The trick to a good acorda, however, is the bread. Naturally, rustic “caseiro” Portuguese bread would be ideal. But since this bread is not commonplace at most supermarkets, look for other rustic European-style breads. Sliced bread or soft rolls just won’t due. So if that’s what you have, save this recipe for next year when you’re prepared with the right kind of bread, or plan for it any time of the year. Ready to put a Portuguese twist on those Thanksgiving leftovers … let’s go:
½ cup of pulled, shredded, leftover turkey
3 large garlic cloves
2 cups of rustic, European-style bread (the measurement is based on post-soaked bread)
½ cup white wine
2 teaspoons of red wine/balsamic/apple cider vinegar (either one works!)
2 tablespoons fresh rosemary (Note: Traditionally, the herb of choice for acorda is coriander (cilantro), but since this is a Thanksgiving version, I stick to rosemary (thyme, oregano or parsley, if you prefer) which generally complements roasted turkey.)
White/black pepper to taste
Salt to taste

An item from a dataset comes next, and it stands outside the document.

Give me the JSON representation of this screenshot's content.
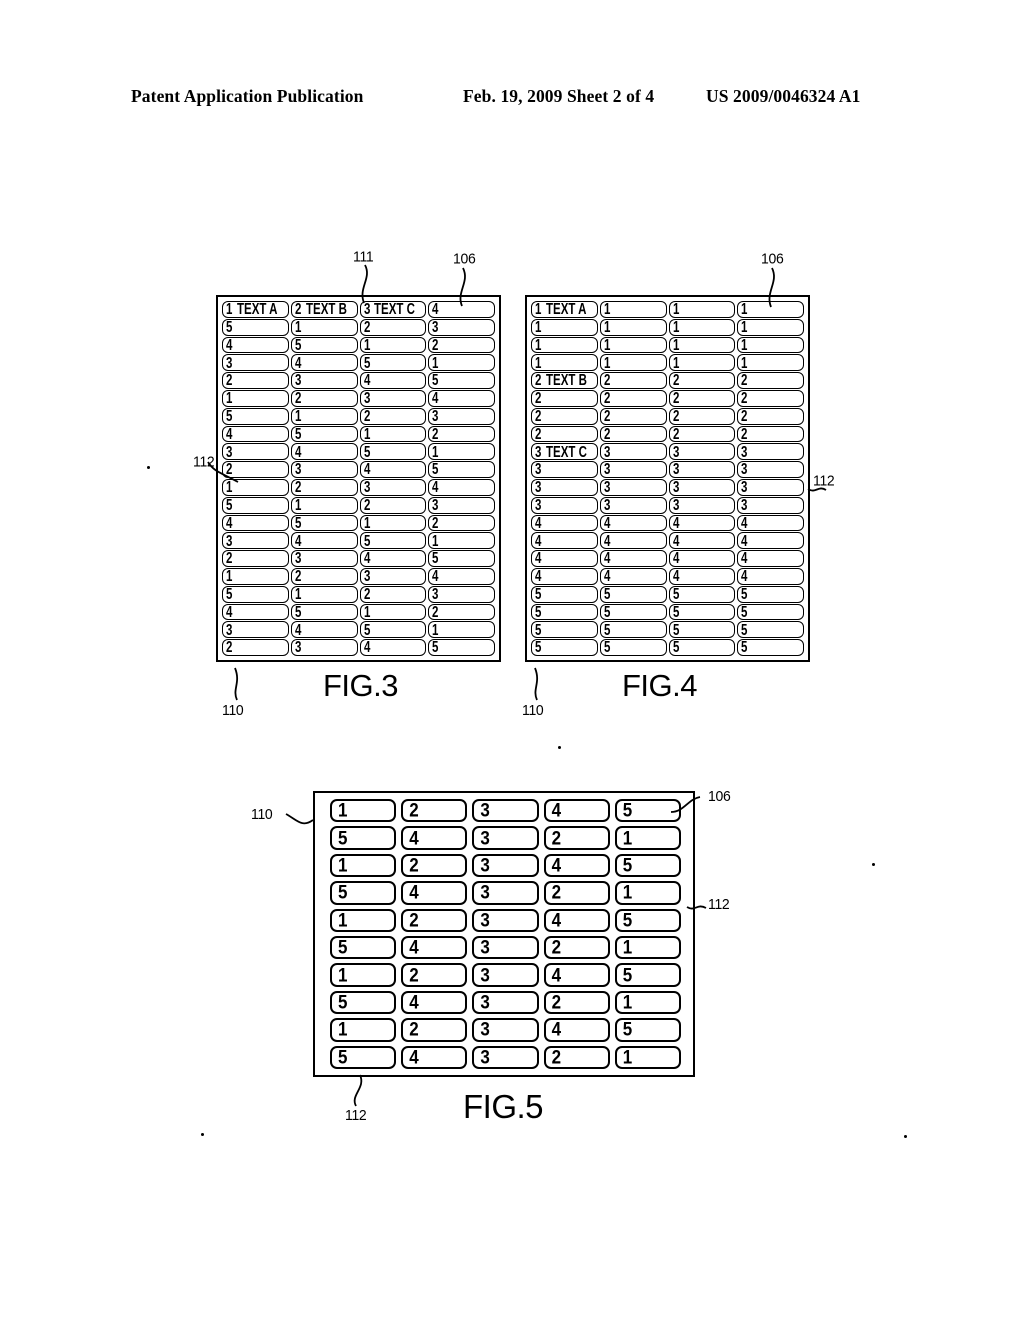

Tear the bread in to cube-sized pieces and submerge it in a bowl of cold water for about a half hour before preparation. Pull, shred the turkey and set aside. Mince the shallots and sauté in olive oil (about 3 tablespoons) until lightly golden, turn off heat. Mince the garlic and add to the pot. Turn heat on medium-low, add vinegar and wine, stir and let evaporate. Mince the fresh rosemary and add to the pot, let it all come to a boil. Note: You can also throw it all into a food processor or turn it in to a paste using a mortar and pestle. That would likely be my choice if I were doing the brothy, Alentejo version, but for this one I like the sauté in layers. For extra Thanksgiving Flavor: If you have some of the leftover turkey drippings, you can add 2 or so tablespoons. Add about a ¼ of water and bring to a boil.
Remove the bread from the water and squeeze as much of the excess water out as possible. Tear in to pieces and add to the pot. Before turning the heat back on, start poaching your eggs. When the eggs are nearly finished, turn the bread heat on low and begin folding it into the mixture. Add salt and pepper to taste. Remove the eggs and set aside, but reserve the water. Ladle very small batches of the hot, eggy water into the bread paste as needed and stir each time. The result should be a little thicker than porridge or to your liking. Transfer the acorda to two bowls and top each with an egg. Finish with a sprinkle of paprika and some freshly-minced rosemary/pepper if desired.
Enjoy and Happy Holidays!
Eager to taste a wide range of spectacular Port wine with a Knight of the Port Wine Brotherhood? Are you...Learn More
Meet the passionate people crafting old-school Portuguese food deep inside Lisbon’s traditional neighborhoods. Visit the traditional hole-in-the-wall bakeries famed for their...Learn More
On this four hour Barcelona Cooking Class and Market Tour, you’ll have the rare opportunity to ease your way into...Learn More